## REQUIRED ACTION:
This exercise asks for a copy of each line in the records below with the word "List" in it.

--- START ---

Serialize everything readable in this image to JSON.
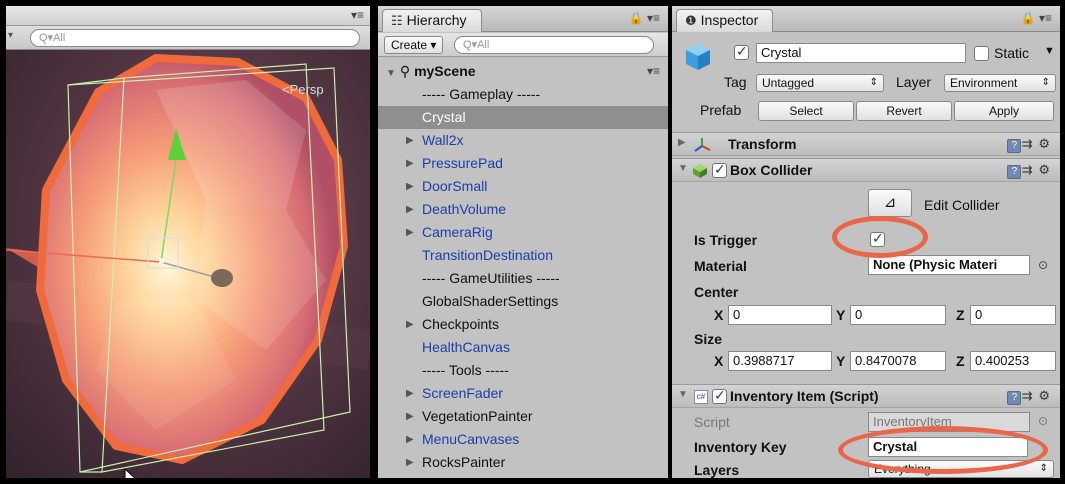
{
  "scene": {
    "menu_glyph": "▾≡",
    "search_placeholder": "Q▾All",
    "view_label": "<Persp"
  },
  "hierarchy": {
    "tab_icon": "☷",
    "tab_label": "Hierarchy",
    "tab_right": "🔒 ▾≡",
    "create_label": "Create ▾",
    "search_placeholder": "Q▾All",
    "scene_name": "myScene",
    "rows": [
      {
        "label": "----- Gameplay -----",
        "type": "plain",
        "arrow": "",
        "selected": false
      },
      {
        "label": "Crystal",
        "type": "prefab",
        "arrow": "",
        "selected": true
      },
      {
        "label": "Wall2x",
        "type": "prefab",
        "arrow": "▶",
        "selected": false
      },
      {
        "label": "PressurePad",
        "type": "prefab",
        "arrow": "▶",
        "selected": false
      },
      {
        "label": "DoorSmall",
        "type": "prefab",
        "arrow": "▶",
        "selected": false
      },
      {
        "label": "DeathVolume",
        "type": "prefab",
        "arrow": "▶",
        "selected": false
      },
      {
        "label": "CameraRig",
        "type": "prefab",
        "arrow": "▶",
        "selected": false
      },
      {
        "label": "TransitionDestination",
        "type": "prefab",
        "arrow": "",
        "selected": false
      },
      {
        "label": "----- GameUtilities -----",
        "type": "plain",
        "arrow": "",
        "selected": false
      },
      {
        "label": "GlobalShaderSettings",
        "type": "plain",
        "arrow": "",
        "selected": false
      },
      {
        "label": "Checkpoints",
        "type": "plain",
        "arrow": "▶",
        "selected": false
      },
      {
        "label": "HealthCanvas",
        "type": "prefab",
        "arrow": "",
        "selected": false
      },
      {
        "label": "----- Tools -----",
        "type": "plain",
        "arrow": "",
        "selected": false
      },
      {
        "label": "ScreenFader",
        "type": "prefab",
        "arrow": "▶",
        "selected": false
      },
      {
        "label": "VegetationPainter",
        "type": "plain",
        "arrow": "▶",
        "selected": false
      },
      {
        "label": "MenuCanvases",
        "type": "prefab",
        "arrow": "▶",
        "selected": false
      },
      {
        "label": "RocksPainter",
        "type": "plain",
        "arrow": "▶",
        "selected": false
      }
    ]
  },
  "inspector": {
    "tab_icon": "❶",
    "tab_label": "Inspector",
    "tab_right": "🔒 ▾≡",
    "object_name": "Crystal",
    "static_label": "Static",
    "tag_label": "Tag",
    "tag_value": "Untagged",
    "layer_label": "Layer",
    "layer_value": "Environment",
    "prefab_label": "Prefab",
    "prefab_buttons": [
      "Select",
      "Revert",
      "Apply"
    ],
    "transform": {
      "title": "Transform"
    },
    "box_collider": {
      "title": "Box Collider",
      "edit_collider_label": "Edit Collider",
      "is_trigger_label": "Is Trigger",
      "is_trigger": true,
      "material_label": "Material",
      "material_value": "None (Physic Materi",
      "center_label": "Center",
      "center": {
        "x": "0",
        "y": "0",
        "z": "0"
      },
      "size_label": "Size",
      "size": {
        "x": "0.3988717",
        "y": "0.8470078",
        "z": "0.400253"
      }
    },
    "inventory_item": {
      "title": "Inventory Item (Script)",
      "script_label": "Script",
      "script_value": "InventoryItem",
      "key_label": "Inventory Key",
      "key_value": "Crystal",
      "layers_label": "Layers",
      "layers_value": "Everything"
    },
    "axis_labels": {
      "x": "X",
      "y": "Y",
      "z": "Z"
    }
  },
  "colors": {
    "highlight_ring": "#e8664a",
    "prefab_text": "#1a3fa6",
    "selection": "#8f8f8f"
  }
}
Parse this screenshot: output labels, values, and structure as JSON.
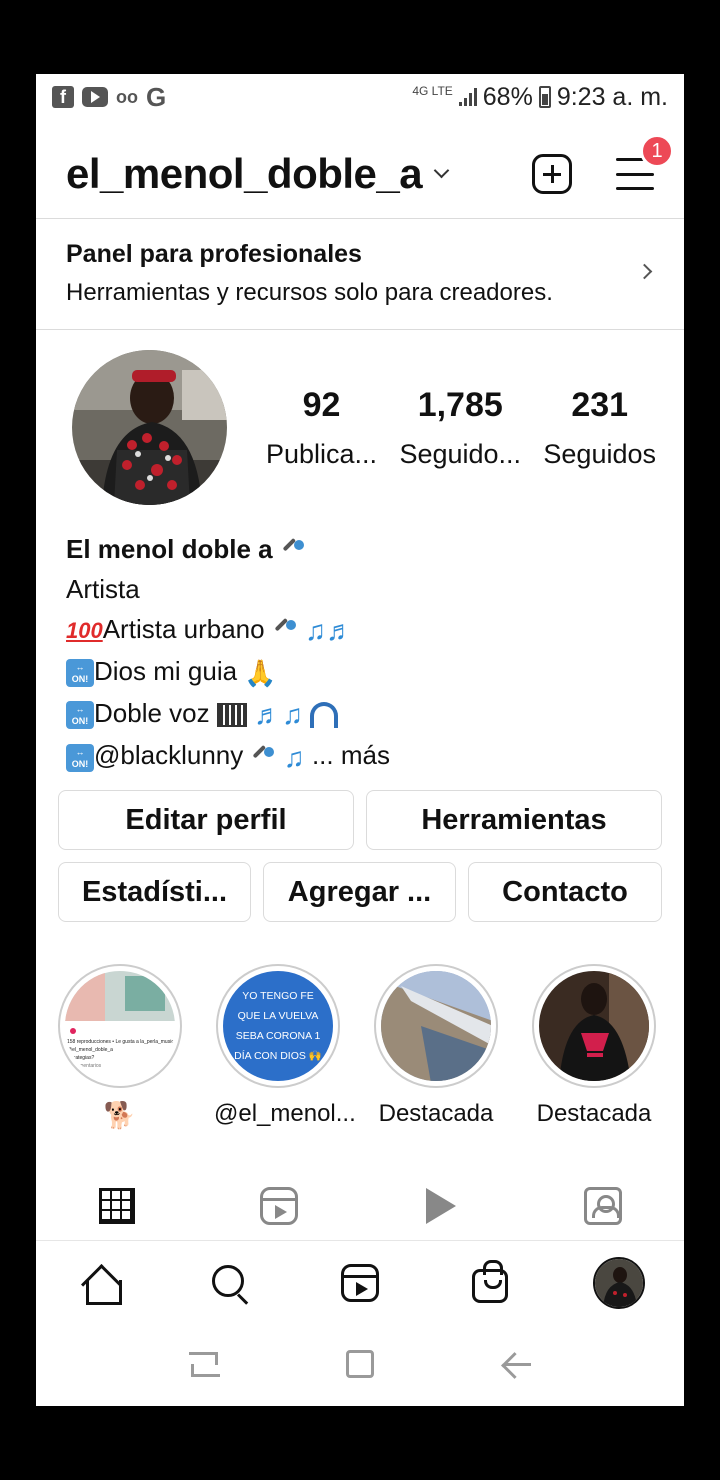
{
  "status_bar": {
    "network": "4G LTE",
    "battery": "68%",
    "time": "9:23 a. m."
  },
  "header": {
    "username": "el_menol_doble_a",
    "notification_count": "1"
  },
  "professional_panel": {
    "title": "Panel para profesionales",
    "subtitle": "Herramientas y recursos solo para creadores."
  },
  "stats": [
    {
      "value": "92",
      "label": "Publica..."
    },
    {
      "value": "1,785",
      "label": "Seguido..."
    },
    {
      "value": "231",
      "label": "Seguidos"
    }
  ],
  "bio": {
    "name": "El menol doble a",
    "category": "Artista",
    "line1": "Artista urbano",
    "line2": "Dios mi guia",
    "line3": "Doble voz",
    "line4": "@blacklunny",
    "more": "... más",
    "on_badge": "ON!"
  },
  "buttons": {
    "edit_profile": "Editar perfil",
    "tools": "Herramientas",
    "stats": "Estadísti...",
    "add": "Agregar ...",
    "contact": "Contacto"
  },
  "highlights": [
    {
      "label": ""
    },
    {
      "label": "@el_menol...",
      "image_text": "YO TENGO FE QUE LA VUELVA SEBA CORONA 1 DÍA CON DIOS 🙌"
    },
    {
      "label": "Destacada"
    },
    {
      "label": "Destacada"
    }
  ],
  "highlight_thumb_text": {
    "caption": "158 reproducciones • Le gusta a la_perla_music",
    "caption2": "@el_menol_doble_a",
    "caption3": "estrategias?",
    "caption4": "15 comentarios"
  },
  "colors": {
    "badge": "#ed4956",
    "emoji_blue": "#2e8bd6",
    "emoji_red": "#e02b2b"
  }
}
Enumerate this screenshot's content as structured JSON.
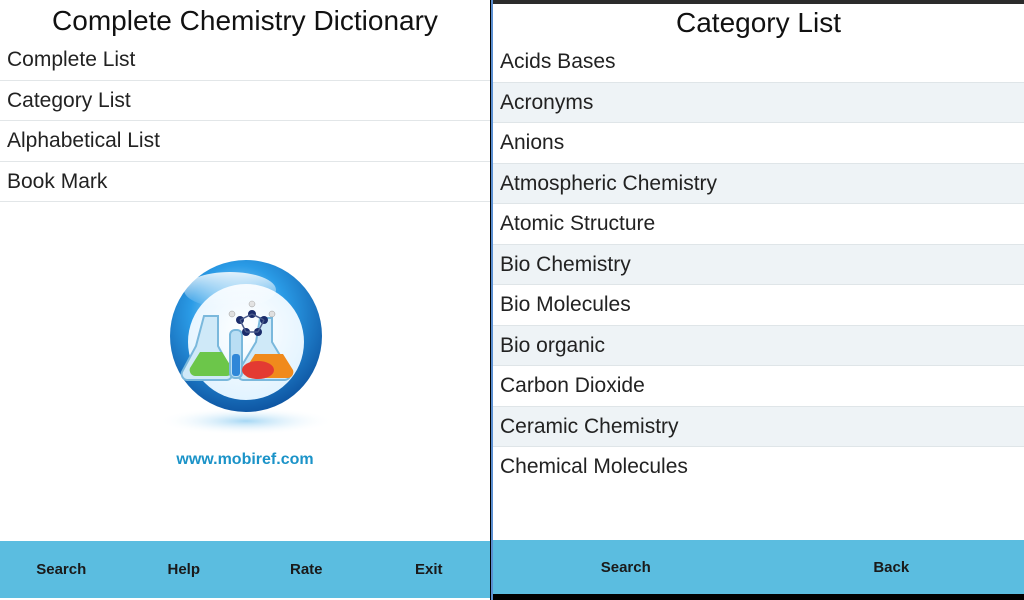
{
  "left_screen": {
    "title": "Complete Chemistry Dictionary",
    "menu": [
      {
        "label": "Complete List"
      },
      {
        "label": "Category List"
      },
      {
        "label": "Alphabetical List"
      },
      {
        "label": "Book Mark"
      }
    ],
    "logo_icon": "chemistry-flasks-globe-icon",
    "website": "www.mobiref.com",
    "toolbar": [
      "Search",
      "Help",
      "Rate",
      "Exit"
    ]
  },
  "right_screen": {
    "title": "Category List",
    "categories": [
      {
        "label": "Acids Bases"
      },
      {
        "label": "Acronyms"
      },
      {
        "label": "Anions"
      },
      {
        "label": "Atmospheric Chemistry"
      },
      {
        "label": "Atomic Structure"
      },
      {
        "label": "Bio Chemistry"
      },
      {
        "label": "Bio Molecules"
      },
      {
        "label": "Bio organic"
      },
      {
        "label": "Carbon Dioxide"
      },
      {
        "label": "Ceramic Chemistry"
      },
      {
        "label": "Chemical Molecules"
      }
    ],
    "toolbar": [
      "Search",
      "Back"
    ]
  },
  "colors": {
    "toolbar_bg": "#5bbde0",
    "link": "#1b93c8",
    "row_alt": "#eef3f6",
    "divider": "#5b8fd0"
  }
}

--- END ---

## ANSWER SPACE:
        "label": "Complete List"
        "label": "Category List"
        "label": "Alphabetical List"
    "title": "Category List",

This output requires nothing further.